Input material:

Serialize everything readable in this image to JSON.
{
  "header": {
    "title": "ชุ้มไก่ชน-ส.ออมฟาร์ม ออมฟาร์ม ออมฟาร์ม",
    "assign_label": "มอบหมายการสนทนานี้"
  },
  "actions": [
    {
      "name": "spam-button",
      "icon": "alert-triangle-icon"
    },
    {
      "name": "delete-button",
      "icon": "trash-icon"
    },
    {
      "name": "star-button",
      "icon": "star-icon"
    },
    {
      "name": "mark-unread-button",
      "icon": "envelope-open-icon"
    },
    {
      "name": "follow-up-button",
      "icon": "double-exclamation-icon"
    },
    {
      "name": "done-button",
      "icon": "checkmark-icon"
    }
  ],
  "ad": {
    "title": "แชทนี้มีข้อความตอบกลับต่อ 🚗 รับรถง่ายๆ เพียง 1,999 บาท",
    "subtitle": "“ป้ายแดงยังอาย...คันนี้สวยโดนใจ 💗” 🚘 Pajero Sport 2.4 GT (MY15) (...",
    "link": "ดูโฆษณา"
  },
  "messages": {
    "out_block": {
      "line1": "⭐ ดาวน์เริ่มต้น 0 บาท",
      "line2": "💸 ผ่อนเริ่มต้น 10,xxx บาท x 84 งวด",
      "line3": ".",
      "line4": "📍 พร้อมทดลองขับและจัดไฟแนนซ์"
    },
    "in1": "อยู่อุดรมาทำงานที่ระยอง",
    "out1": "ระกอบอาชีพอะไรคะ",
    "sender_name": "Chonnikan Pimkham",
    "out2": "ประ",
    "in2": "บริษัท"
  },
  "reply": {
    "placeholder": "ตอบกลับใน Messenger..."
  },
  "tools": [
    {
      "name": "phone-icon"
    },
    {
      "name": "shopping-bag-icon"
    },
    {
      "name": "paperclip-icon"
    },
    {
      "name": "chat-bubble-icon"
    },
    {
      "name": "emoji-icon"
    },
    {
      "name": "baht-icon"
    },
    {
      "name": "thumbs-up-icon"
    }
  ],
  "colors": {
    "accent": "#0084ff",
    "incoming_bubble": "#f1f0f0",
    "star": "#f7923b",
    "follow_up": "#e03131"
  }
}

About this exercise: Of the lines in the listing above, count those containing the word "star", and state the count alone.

Exercise result: 3